So far as those three horses are concerned it was certainly not the kind of obstacle referred to by my hon. Friend, or the length of the face, that appears to have had anything to do with the matter. The horse, Coneyburrow, fell at the 28th fence which is 5 ft. high with a ditch 4 feet 7 inches wide. That horse had previously made a mistake. He did not appear to have suffered from that as he caught up with the leaders again. He had already won the Grand Sefton Steeplechase over three miles of the same course last November. I have stated the facts as objectively as I can without seeking to place any emphasis upon them, since I conceive that to be my duty.

As regards the qualification for the runners in the race, when the race was resumed after the war the qualification was that a horse must have been placed first, second or third in a steeplechase of a certain value and over a certain distance. In 1952, this qualification was tightened up and it was only winners of such races that were qualified to enter the Grand National.

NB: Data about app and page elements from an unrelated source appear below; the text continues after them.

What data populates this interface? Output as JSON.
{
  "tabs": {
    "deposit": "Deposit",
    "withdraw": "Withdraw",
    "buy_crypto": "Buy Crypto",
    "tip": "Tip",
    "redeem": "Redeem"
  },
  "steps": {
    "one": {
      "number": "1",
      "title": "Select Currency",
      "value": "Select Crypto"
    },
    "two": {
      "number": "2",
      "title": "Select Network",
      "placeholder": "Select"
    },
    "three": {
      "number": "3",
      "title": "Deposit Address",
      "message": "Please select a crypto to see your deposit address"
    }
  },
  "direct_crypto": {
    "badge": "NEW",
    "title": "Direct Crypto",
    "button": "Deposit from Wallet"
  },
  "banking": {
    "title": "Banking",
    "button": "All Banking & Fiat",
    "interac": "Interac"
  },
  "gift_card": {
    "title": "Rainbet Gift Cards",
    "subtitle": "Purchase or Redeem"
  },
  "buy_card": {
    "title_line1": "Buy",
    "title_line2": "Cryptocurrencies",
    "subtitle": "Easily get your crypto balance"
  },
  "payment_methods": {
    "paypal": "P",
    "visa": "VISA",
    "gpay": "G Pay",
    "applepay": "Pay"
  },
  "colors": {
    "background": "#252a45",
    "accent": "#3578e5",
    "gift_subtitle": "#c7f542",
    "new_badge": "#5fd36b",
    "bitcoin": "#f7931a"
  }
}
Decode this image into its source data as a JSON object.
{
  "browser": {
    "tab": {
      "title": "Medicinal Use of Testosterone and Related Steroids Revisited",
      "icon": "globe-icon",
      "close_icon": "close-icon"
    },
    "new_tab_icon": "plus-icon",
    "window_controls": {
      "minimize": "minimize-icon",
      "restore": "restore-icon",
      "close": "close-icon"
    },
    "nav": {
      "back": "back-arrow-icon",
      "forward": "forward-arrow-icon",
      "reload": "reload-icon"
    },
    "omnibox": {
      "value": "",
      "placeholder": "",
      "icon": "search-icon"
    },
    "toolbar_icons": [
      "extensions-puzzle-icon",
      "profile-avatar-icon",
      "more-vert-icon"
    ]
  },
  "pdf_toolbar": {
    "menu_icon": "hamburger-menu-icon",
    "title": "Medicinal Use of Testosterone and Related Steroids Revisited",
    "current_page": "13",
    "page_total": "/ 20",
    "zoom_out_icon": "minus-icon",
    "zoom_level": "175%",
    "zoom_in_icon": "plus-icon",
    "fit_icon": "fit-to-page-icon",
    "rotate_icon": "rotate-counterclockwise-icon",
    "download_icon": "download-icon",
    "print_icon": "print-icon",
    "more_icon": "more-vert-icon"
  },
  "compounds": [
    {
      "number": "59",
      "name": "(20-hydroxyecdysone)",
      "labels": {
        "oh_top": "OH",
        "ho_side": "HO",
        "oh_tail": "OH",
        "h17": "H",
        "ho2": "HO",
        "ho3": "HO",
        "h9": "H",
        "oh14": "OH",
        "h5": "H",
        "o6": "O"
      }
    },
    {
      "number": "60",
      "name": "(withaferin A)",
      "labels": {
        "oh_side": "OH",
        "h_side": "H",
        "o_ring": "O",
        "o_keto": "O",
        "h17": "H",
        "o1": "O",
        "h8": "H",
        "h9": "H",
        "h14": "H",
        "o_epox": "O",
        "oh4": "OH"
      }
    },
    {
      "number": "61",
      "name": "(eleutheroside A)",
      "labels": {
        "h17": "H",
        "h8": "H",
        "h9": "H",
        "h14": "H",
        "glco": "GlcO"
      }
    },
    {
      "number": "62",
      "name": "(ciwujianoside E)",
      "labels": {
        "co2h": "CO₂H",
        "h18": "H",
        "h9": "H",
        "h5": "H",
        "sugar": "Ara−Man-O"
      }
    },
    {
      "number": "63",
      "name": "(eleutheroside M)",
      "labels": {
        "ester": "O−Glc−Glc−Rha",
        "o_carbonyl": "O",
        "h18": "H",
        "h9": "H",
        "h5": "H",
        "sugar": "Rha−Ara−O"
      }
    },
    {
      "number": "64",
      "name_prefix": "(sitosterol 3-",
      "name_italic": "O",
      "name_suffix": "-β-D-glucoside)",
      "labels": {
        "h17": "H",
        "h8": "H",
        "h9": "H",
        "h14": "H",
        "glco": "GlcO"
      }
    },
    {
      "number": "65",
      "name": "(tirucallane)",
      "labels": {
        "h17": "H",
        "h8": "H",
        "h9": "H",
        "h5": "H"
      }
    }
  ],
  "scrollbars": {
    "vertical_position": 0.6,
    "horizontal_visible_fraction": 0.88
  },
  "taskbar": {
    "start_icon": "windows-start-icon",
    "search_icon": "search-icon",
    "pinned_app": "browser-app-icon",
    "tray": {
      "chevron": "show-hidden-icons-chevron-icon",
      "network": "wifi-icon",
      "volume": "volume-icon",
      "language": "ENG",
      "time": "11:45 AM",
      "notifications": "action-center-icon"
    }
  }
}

It is, no doubt, because of that change that there has been a tendency towards smaller fields. This year the field was the smallest since the war.

The attention of the Home Secretary has been drawn by the stewards to a document containing the names of 45 horses which are stated to have been killed in the race. I think that that document has been fairly widely circulated. The stewards have checked the information in that document, and have told the Home Secretary that the list begins with the year 1839. According to the information which is available to them six, at least, of the horses listed did not die in the Grand National. It is right that I should mention that categorical information. It gives some idea of what the position is over a rather long range of time, and it is desirable that the House should be given the best information available to the Government.

I have given the bare, principal facts as I know them. I have listened to what has been said by my hon. Friends on this matter, and I can assure them and the House that what has been said will be considered by the Government and will be brought to the notice of the National Hunt Committee and of the other authorities concerned.

Question put, and agreed to.

Adjourned accordingly at Four Minutes to Twelve o'Clock.